Saved entries:
=== Begin Enclosure ===

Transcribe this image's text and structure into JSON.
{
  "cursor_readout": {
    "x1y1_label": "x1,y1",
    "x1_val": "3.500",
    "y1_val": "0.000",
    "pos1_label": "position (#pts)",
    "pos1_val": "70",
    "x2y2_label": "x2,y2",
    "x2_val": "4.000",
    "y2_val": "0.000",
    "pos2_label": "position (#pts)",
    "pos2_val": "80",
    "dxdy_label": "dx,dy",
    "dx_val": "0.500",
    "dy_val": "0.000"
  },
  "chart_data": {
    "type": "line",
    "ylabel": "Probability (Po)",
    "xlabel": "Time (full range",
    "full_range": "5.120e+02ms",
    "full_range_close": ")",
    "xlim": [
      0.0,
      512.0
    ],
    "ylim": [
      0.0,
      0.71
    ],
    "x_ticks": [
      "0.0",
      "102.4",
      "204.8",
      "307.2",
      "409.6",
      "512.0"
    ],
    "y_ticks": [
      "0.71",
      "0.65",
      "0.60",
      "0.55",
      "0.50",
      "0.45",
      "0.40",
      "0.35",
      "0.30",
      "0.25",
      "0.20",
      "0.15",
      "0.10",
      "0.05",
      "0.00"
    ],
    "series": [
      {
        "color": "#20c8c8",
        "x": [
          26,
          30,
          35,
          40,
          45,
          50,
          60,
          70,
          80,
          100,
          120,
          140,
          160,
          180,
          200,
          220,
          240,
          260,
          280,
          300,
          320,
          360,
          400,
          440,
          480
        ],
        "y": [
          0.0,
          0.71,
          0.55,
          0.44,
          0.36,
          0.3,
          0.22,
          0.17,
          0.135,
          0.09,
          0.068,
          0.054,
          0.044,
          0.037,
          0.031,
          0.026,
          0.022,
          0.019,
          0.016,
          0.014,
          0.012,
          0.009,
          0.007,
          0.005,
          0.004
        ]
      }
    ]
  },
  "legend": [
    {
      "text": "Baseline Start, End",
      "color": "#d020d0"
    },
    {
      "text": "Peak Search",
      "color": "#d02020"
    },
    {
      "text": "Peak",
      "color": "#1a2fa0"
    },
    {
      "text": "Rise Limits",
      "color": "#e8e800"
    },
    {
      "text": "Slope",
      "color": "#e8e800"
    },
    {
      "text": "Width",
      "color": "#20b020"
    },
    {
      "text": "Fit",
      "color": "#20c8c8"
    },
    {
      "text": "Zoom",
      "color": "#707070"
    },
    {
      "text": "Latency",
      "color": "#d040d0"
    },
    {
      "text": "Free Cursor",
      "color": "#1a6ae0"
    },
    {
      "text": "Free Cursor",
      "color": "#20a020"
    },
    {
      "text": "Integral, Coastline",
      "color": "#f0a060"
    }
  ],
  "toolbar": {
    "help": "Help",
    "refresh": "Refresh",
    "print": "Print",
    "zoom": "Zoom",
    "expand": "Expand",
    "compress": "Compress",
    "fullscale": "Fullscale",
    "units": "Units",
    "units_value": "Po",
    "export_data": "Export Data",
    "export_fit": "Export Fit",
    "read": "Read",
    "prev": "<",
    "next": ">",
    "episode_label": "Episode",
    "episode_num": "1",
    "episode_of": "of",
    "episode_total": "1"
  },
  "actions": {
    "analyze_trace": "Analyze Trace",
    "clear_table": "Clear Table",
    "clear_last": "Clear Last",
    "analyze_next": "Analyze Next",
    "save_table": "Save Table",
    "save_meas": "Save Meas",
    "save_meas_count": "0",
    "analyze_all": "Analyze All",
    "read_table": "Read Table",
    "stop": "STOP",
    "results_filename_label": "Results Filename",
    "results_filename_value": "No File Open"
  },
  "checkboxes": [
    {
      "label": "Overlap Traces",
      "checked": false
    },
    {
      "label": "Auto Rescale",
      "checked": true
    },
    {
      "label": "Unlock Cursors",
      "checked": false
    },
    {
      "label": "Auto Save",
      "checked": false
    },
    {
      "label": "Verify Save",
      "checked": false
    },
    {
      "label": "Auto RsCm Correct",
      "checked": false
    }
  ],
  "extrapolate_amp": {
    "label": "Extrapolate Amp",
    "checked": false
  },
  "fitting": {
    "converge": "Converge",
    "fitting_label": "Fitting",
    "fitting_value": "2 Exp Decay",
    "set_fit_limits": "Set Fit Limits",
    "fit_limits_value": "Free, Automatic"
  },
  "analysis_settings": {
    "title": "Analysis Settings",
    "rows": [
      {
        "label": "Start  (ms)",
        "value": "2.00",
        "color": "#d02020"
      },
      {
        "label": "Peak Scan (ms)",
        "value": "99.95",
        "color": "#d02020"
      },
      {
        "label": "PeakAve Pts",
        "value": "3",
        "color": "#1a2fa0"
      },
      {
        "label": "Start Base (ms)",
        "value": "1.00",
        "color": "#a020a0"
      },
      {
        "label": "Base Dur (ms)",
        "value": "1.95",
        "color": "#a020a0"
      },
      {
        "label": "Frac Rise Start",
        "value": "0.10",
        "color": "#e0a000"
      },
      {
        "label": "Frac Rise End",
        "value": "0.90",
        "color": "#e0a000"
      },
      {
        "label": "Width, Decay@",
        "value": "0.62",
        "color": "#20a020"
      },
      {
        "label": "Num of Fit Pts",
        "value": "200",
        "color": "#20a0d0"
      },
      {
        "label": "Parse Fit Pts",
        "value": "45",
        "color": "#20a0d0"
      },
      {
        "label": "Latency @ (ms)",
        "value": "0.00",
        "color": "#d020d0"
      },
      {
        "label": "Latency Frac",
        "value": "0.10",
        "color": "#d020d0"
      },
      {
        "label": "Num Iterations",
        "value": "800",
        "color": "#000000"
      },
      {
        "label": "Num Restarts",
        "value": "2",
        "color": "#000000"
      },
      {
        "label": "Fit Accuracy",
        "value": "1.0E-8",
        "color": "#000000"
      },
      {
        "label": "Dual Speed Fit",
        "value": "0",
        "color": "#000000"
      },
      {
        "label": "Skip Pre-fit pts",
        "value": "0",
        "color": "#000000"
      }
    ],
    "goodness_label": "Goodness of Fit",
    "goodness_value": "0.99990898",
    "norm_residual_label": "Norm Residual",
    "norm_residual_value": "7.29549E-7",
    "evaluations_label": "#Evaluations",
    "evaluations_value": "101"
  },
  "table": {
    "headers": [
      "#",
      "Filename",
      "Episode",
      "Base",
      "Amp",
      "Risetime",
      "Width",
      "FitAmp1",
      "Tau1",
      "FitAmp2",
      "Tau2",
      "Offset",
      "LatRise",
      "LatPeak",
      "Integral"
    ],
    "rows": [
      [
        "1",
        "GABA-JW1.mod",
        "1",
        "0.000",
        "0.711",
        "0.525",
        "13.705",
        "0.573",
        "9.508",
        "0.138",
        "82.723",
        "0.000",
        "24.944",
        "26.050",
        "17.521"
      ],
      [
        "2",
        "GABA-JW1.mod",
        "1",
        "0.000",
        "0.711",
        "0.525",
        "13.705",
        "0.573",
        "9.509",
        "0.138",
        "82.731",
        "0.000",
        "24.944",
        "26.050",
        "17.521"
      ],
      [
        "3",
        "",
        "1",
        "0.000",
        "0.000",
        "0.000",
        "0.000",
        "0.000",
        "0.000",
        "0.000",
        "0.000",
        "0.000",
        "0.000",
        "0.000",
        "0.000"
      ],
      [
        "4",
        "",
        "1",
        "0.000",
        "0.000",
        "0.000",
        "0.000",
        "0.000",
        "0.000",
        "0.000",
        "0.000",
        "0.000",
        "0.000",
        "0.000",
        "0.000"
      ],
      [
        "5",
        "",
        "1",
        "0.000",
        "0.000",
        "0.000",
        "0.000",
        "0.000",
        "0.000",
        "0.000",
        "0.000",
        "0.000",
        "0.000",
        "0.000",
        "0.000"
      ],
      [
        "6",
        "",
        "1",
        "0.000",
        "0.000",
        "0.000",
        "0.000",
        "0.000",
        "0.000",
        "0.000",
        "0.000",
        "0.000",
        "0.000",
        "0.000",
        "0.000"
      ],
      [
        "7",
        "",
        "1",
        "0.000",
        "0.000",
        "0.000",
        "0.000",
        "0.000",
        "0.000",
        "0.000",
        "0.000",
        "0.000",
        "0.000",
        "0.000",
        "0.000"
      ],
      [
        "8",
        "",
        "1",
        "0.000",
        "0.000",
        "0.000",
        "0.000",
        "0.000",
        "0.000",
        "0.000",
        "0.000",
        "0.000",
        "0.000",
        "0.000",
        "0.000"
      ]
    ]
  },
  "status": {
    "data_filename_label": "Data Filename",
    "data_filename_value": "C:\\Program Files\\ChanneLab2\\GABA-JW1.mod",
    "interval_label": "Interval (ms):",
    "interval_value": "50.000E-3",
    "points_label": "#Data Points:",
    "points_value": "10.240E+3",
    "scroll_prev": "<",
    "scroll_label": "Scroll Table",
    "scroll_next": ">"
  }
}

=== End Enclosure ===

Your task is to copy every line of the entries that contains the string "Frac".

        "label": "Frac Rise Start",
        "label": "Frac Rise End",
        "label": "Latency Frac",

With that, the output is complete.